Azat tells his story on the website Moore’s ministry founded, RussiatorturesChristians.org. Azat is among four Baptists who share their personal stories of persecution on the site, along with the stories of other Christians tortured and persecuted there.

“What I do, I find the people that have escaped the occupation. Because information is difficult to get out of the occupied areas,” Moore said. “If you’re a Christian who speaks out against the persecution and torture of your co-believers in the occupied areas, the Russians will threaten your family and friends who are still there.”

Russia killed at least 26 religious leaders in the first year of the war now in its third year, Moore said, citing numbers that are broadly stated as fact. Dmytro Vovk, an expert on religious freedom with the Organization for Security and Cooperation in Europe’s Office for Democratic Institutions and Human Rights, cited the number at a March 2023 virtual hearing hosted by the U.S. Commission on International Religious Freedom.

USCIRF referenced the hearing March 1 in urging the Biden Administration “to utilize all tools available to sanction and hold accountable Russian authorities, including de facto authorities” for targeting and abusing prisoners of conscience held for their religious faith and practice.

“In Russian-occupied Ukraine, Russian forces have relentlessly suppressed Ukrainian religious communities,” USCIRF said, “by banning religious groups, shutting down houses of worship, and abducting, detaining, imprisoning, and torturing religious leaders and actors.”

Moore wants Christians in the U.S. to know the plight of Ukrainian Christians at Russia’s hands.

“If Russia wins in Ukraine, there will be tens or hundreds of thousands of dead Christians,” Moore asserted. “The Baptists are the most represented Protestant denomination in Ukraine, and so they’re bearing the brunt of a lot of these horrors. The horrors that are happening here to Christians are from the Russians.”

He urged U.S. Christians to continue praying for Ukraine and to advocate for continued U.S. military aid.

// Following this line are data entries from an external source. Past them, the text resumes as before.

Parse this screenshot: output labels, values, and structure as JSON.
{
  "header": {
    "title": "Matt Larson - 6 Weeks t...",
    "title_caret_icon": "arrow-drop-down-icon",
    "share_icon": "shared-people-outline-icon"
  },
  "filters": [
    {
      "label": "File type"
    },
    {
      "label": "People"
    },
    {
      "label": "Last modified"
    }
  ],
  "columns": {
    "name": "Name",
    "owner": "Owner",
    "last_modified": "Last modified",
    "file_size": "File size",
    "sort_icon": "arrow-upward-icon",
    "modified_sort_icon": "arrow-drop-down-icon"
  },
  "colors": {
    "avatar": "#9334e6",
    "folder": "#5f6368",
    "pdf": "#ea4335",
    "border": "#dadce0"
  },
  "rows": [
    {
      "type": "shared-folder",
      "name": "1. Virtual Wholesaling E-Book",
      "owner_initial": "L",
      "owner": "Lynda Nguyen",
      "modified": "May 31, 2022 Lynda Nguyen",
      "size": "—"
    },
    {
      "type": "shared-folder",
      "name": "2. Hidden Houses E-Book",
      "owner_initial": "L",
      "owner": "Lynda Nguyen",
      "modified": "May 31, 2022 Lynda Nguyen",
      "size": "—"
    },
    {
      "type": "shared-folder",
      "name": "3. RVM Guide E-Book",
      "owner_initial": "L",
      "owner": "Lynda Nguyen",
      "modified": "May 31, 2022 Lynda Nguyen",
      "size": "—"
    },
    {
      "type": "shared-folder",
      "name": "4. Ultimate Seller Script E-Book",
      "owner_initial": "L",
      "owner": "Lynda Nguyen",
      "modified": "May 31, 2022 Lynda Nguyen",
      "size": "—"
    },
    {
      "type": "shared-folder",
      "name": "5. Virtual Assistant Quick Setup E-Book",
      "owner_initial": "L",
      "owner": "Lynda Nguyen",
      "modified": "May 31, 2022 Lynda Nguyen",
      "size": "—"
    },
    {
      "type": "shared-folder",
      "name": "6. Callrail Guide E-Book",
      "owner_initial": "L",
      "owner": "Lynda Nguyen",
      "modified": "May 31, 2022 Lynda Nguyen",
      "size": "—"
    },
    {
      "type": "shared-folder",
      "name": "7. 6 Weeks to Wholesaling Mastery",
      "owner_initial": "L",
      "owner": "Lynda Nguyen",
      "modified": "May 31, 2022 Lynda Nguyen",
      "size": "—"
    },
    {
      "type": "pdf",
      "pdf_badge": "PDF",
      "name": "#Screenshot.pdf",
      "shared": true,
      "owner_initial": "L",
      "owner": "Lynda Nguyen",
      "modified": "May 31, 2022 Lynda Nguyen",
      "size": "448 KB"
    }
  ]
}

“People of faith need to stand up,” he said. “We need their prayers and we need their political support in making sure the Ukrainians can get the weapons they need to save their people in occupied Ukraine and keep more Ukrainians from suffering the same fate.”

Moore, who has worked as a political aide in the U.S., said God opened the door for him to launch a ministry to help Ukrainian Christians in the early days of the war. His Ukraine Freedom Project also offers humanitarian aid, providing socks for soldiers, generators for residents, and first-aid kits, among other supplies.

“My friends from Ukraine started calling me and saying, ‘They’re bombing Kyiv, I don’t know what to do.” Moore, who has spent two years in Iraq as a civilian during wartimes, said he knew how to navigate such offenses. A friend and Ukrainian veteran of Russia’s 2014 invasion of the Donbas region contacted Moore, and the two devised a plan.

“I had the time, I had the resources, I had the skills and so many people were calling me (for) help,” said Moore, who had considered a skiing trip in the days before the war. “I figured if I had gone skiing, it was not a decision that would have aged well. God opened up all these doors. And just, boom, boom, boom, doors started opening.”

Moore intends to continue telling the stories of the persecuted Christians who are able to escape Russia’s grasp, he told Baptist Press.

“We have a passion for highlighting the systematic torture and arrest and murder and persecution of evangelical Christians,” he said. “The Christian population has been totally driven underground.”